◆ **App and web page records**

Start of Block

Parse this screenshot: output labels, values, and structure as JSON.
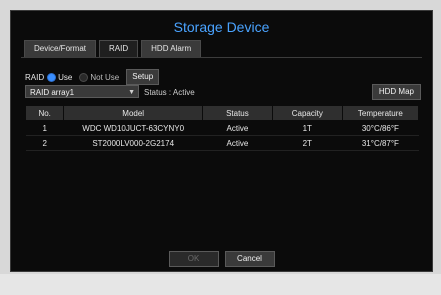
{
  "window": {
    "title": "Storage Device"
  },
  "tabs": [
    {
      "label": "Device/Format",
      "active": false
    },
    {
      "label": "RAID",
      "active": true
    },
    {
      "label": "HDD Alarm",
      "active": false
    }
  ],
  "raid": {
    "label": "RAID",
    "use_label": "Use",
    "not_use_label": "Not Use",
    "selected": "Use",
    "setup_label": "Setup"
  },
  "array": {
    "selected": "RAID array1",
    "status_text": "Status : Active",
    "hdd_map_label": "HDD Map"
  },
  "table": {
    "headers": [
      "No.",
      "Model",
      "Status",
      "Capacity",
      "Temperature"
    ],
    "rows": [
      [
        "1",
        "WDC WD10JUCT-63CYNY0",
        "Active",
        "1T",
        "30°C/86°F"
      ],
      [
        "2",
        "ST2000LV000-2G2174",
        "Active",
        "2T",
        "31°C/87°F"
      ]
    ]
  },
  "footer": {
    "ok_label": "OK",
    "cancel_label": "Cancel"
  },
  "colors": {
    "accent": "#4aa3ff",
    "background": "#0b0b0b"
  }
}
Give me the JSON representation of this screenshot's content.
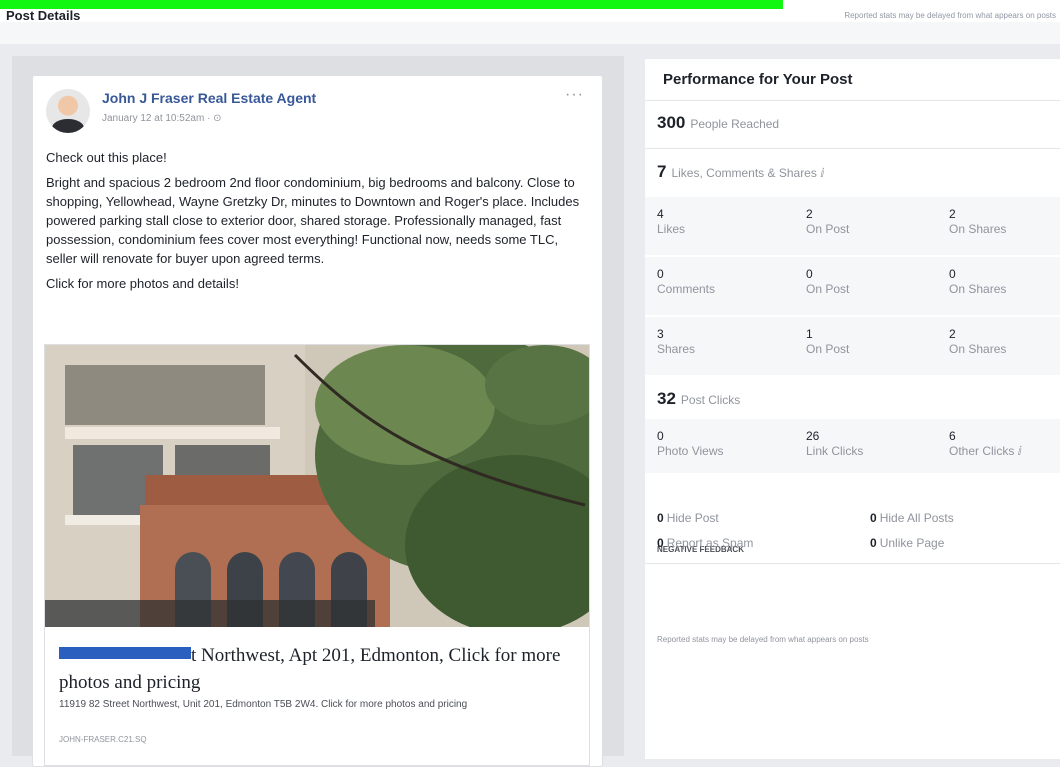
{
  "page": {
    "title": "Post Details",
    "top_note": "Reported stats may be delayed from what appears on posts"
  },
  "post": {
    "author": "John J Fraser Real Estate Agent",
    "timestamp": "January 12 at 10:52am · ⊙",
    "more_menu": "···",
    "body": [
      "Check out this place!",
      "Bright and spacious 2 bedroom 2nd floor condominium, big bedrooms and balcony. Close to shopping, Yellowhead, Wayne Gretzky Dr, minutes to Downtown and Roger's place. Includes powered parking stall close to exterior door, shared storage. Professionally managed, fast possession, condominium fees cover most everything! Functional now, needs some TLC, seller will renovate for buyer upon agreed terms.",
      "Click for more photos and details!"
    ],
    "link": {
      "title_after_redaction": "t Northwest, Apt 201, Edmonton, Click for more photos and pricing",
      "description": "11919 82 Street Northwest, Unit 201, Edmonton T5B 2W4. Click for more photos and pricing",
      "domain": "JOHN-FRASER.C21.SQ"
    }
  },
  "performance": {
    "title": "Performance for Your Post",
    "reached": {
      "value": "300",
      "label": "People Reached"
    },
    "engagement": {
      "value": "7",
      "label": "Likes, Comments & Shares ⅈ"
    },
    "likes": [
      {
        "value": "4",
        "label": "Likes"
      },
      {
        "value": "2",
        "label": "On Post"
      },
      {
        "value": "2",
        "label": "On Shares"
      }
    ],
    "comments": [
      {
        "value": "0",
        "label": "Comments"
      },
      {
        "value": "0",
        "label": "On Post"
      },
      {
        "value": "0",
        "label": "On Shares"
      }
    ],
    "shares": [
      {
        "value": "3",
        "label": "Shares"
      },
      {
        "value": "1",
        "label": "On Post"
      },
      {
        "value": "2",
        "label": "On Shares"
      }
    ],
    "clicks": {
      "value": "32",
      "label": "Post Clicks"
    },
    "click_breakdown": [
      {
        "value": "0",
        "label": "Photo Views"
      },
      {
        "value": "26",
        "label": "Link Clicks"
      },
      {
        "value": "6",
        "label": "Other Clicks ⅈ"
      }
    ],
    "negative_feedback": {
      "title": "NEGATIVE FEEDBACK",
      "items": [
        {
          "value": "0",
          "label": "Hide Post"
        },
        {
          "value": "0",
          "label": "Hide All Posts"
        },
        {
          "value": "0",
          "label": "Report as Spam"
        },
        {
          "value": "0",
          "label": "Unlike Page"
        }
      ]
    },
    "note": "Reported stats may be delayed from what appears on posts"
  }
}
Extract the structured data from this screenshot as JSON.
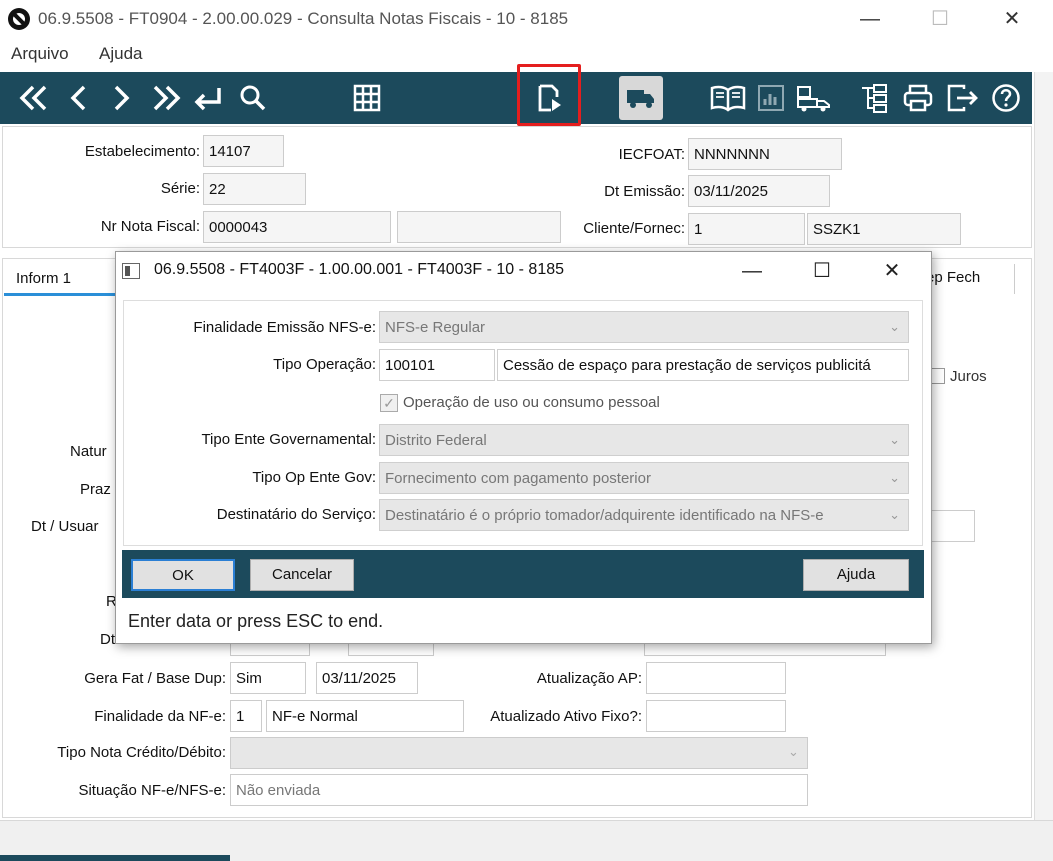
{
  "window": {
    "title": "06.9.5508 - FT0904 - 2.00.00.029 - Consulta Notas Fiscais - 10 - 8185",
    "minimize": "—",
    "maximize": "☐",
    "close": "✕"
  },
  "menu": {
    "file": "Arquivo",
    "help": "Ajuda"
  },
  "toolbar": {
    "icons": [
      "first-icon",
      "prev-icon",
      "next-icon",
      "last-icon",
      "return-icon",
      "search-icon",
      "grid-icon",
      "document-edit-icon",
      "truck-icon",
      "book-icon",
      "report-icon",
      "delivery-icon",
      "tree-icon",
      "print-icon",
      "exit-icon",
      "help-icon"
    ]
  },
  "header": {
    "estabelecimento_label": "Estabelecimento:",
    "estabelecimento_value": "14107",
    "serie_label": "Série:",
    "serie_value": "22",
    "nr_nota_label": "Nr Nota Fiscal:",
    "nr_nota_value": "0000043",
    "nr_nota_extra": "",
    "iecfoat_label": "IECFOAT:",
    "iecfoat_value": "NNNNNNN",
    "dt_emissao_label": "Dt Emissão:",
    "dt_emissao_value": "03/11/2025",
    "cliente_label": "Cliente/Fornec:",
    "cliente_code": "1",
    "cliente_name": "SSZK1"
  },
  "tabs": {
    "active": "Inform 1",
    "partial_right": "ep Fech"
  },
  "background_form": {
    "partial_labels": [
      "Natur",
      "Praz",
      "Dt / Usuar",
      "R",
      "Dt"
    ],
    "juros_label": "Juros",
    "gera_fat_label": "Gera Fat / Base Dup:",
    "gera_fat_value": "Sim",
    "base_dup_value": "03/11/2025",
    "atualizacao_ap_label": "Atualização AP:",
    "atualizacao_ap_value": "",
    "finalidade_nfe_label": "Finalidade da NF-e:",
    "finalidade_nfe_code": "1",
    "finalidade_nfe_value": "NF-e Normal",
    "atualizado_ativo_label": "Atualizado Ativo Fixo?:",
    "atualizado_ativo_value": "",
    "tipo_nota_label": "Tipo Nota Crédito/Débito:",
    "tipo_nota_value": "",
    "situacao_label": "Situação NF-e/NFS-e:",
    "situacao_value": "Não enviada"
  },
  "dialog": {
    "title": "06.9.5508 - FT4003F - 1.00.00.001 - FT4003F - 10 - 8185",
    "minimize": "—",
    "maximize": "☐",
    "close": "✕",
    "finalidade_label": "Finalidade Emissão NFS-e:",
    "finalidade_value": "NFS-e Regular",
    "tipo_operacao_label": "Tipo Operação:",
    "tipo_operacao_code": "100101",
    "tipo_operacao_desc": "Cessão de espaço para prestação de serviços publicitá",
    "uso_consumo_label": "Operação de uso ou consumo pessoal",
    "uso_consumo_checked": true,
    "tipo_ente_label": "Tipo Ente Governamental:",
    "tipo_ente_value": "Distrito Federal",
    "tipo_op_ente_label": "Tipo Op Ente Gov:",
    "tipo_op_ente_value": "Fornecimento com pagamento posterior",
    "destinatario_label": "Destinatário do Serviço:",
    "destinatario_value": "Destinatário é o próprio tomador/adquirente identificado na NFS-e",
    "ok_label": "OK",
    "cancel_label": "Cancelar",
    "help_label": "Ajuda",
    "status_text": "Enter data or press ESC to end."
  },
  "colors": {
    "toolbar_bg": "#1c4a5c",
    "highlight": "#e41e1e",
    "tab_underline": "#2a8fd8",
    "ok_border": "#2b7fd4"
  }
}
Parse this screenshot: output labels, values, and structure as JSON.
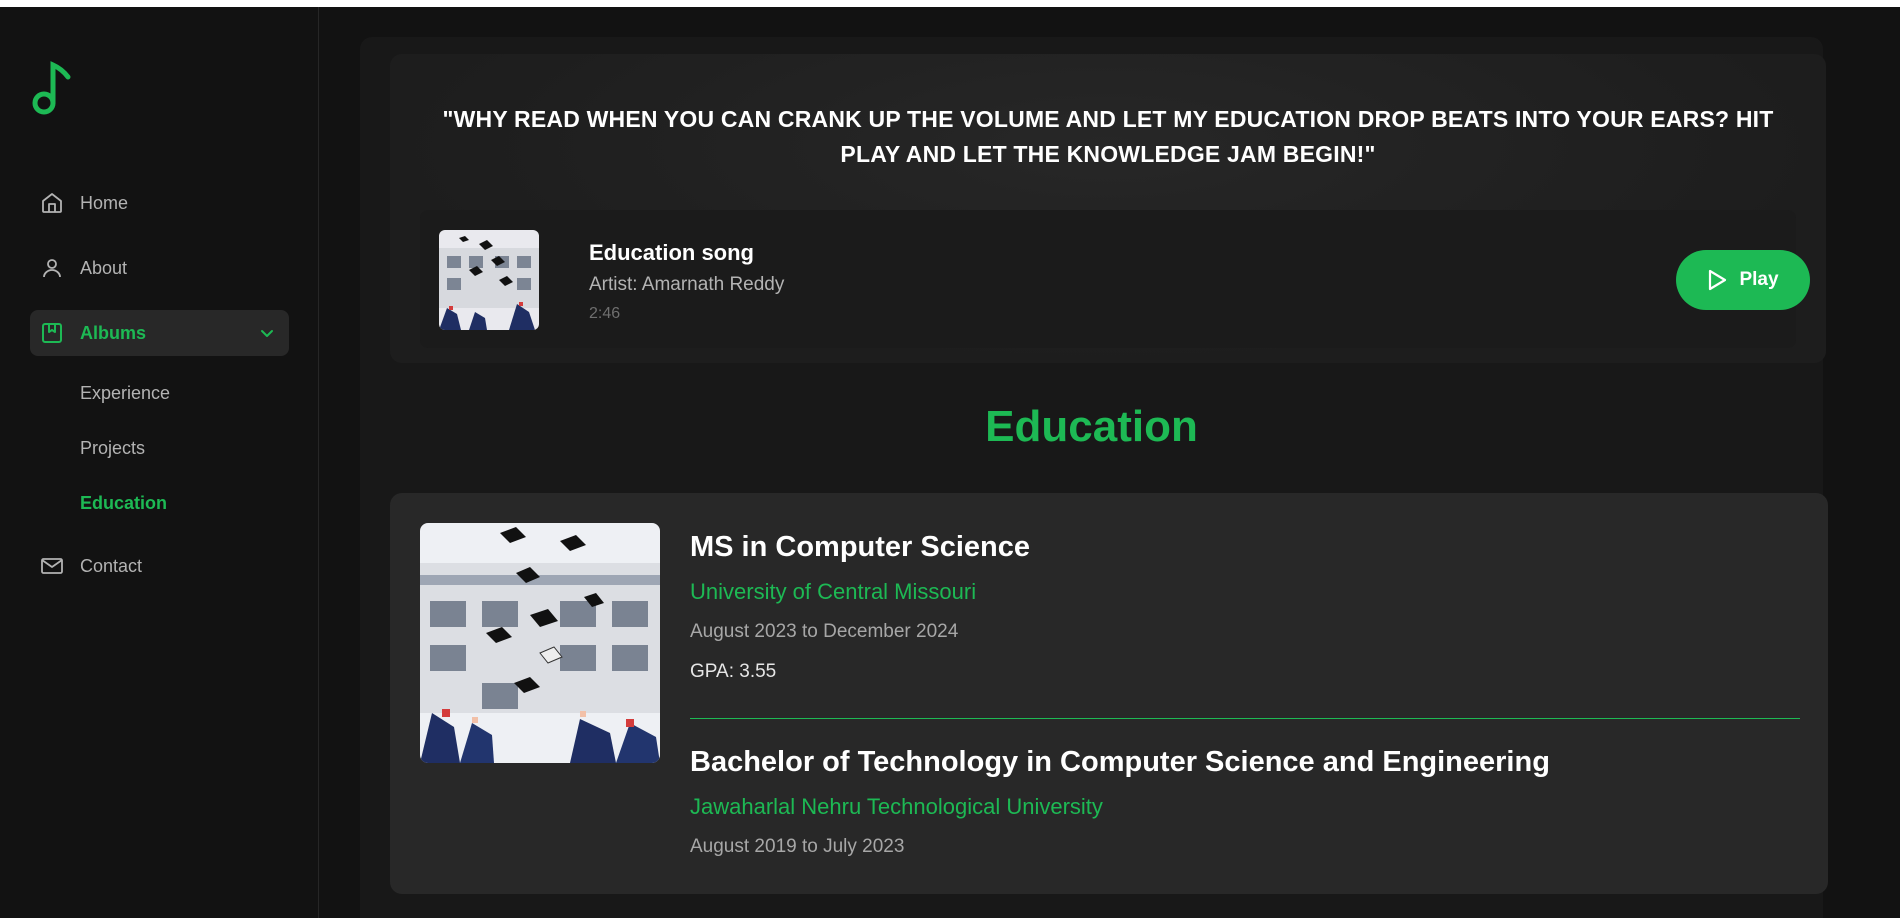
{
  "sidebar": {
    "logo_icon": "music-note-icon",
    "items": [
      {
        "label": "Home",
        "icon": "home-icon"
      },
      {
        "label": "About",
        "icon": "user-icon"
      },
      {
        "label": "Albums",
        "icon": "album-icon",
        "expanded": true,
        "children": [
          {
            "label": "Experience"
          },
          {
            "label": "Projects"
          },
          {
            "label": "Education",
            "active": true
          }
        ]
      },
      {
        "label": "Contact",
        "icon": "mail-icon"
      }
    ]
  },
  "hero": {
    "quote": "\"WHY READ WHEN YOU CAN CRANK UP THE VOLUME AND LET MY EDUCATION DROP BEATS INTO YOUR EARS? HIT PLAY AND LET THE KNOWLEDGE JAM BEGIN!\"",
    "song": {
      "title": "Education song",
      "artist": "Artist: Amarnath Reddy",
      "duration": "2:46",
      "play_label": "Play"
    }
  },
  "education": {
    "heading": "Education",
    "entries": [
      {
        "degree": "MS in Computer Science",
        "school": "University of Central Missouri",
        "dates": "August 2023 to December 2024",
        "gpa": "GPA: 3.55"
      },
      {
        "degree": "Bachelor of Technology in Computer Science and Engineering",
        "school": "Jawaharlal Nehru Technological University",
        "dates": "August 2019 to July 2023"
      }
    ]
  },
  "colors": {
    "accent": "#1db954",
    "background": "#121212",
    "card": "#282828"
  }
}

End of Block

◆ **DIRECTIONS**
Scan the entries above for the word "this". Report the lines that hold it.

◆ **TASK RESULT**
Parse this screenshot: output labels, values, and structure as JSON.
Give me the JSON representation of this screenshot's content.
      "Check out this place!",
Extract the structured data from this screenshot as JSON.
Parse this screenshot: output labels, values, and structure as JSON.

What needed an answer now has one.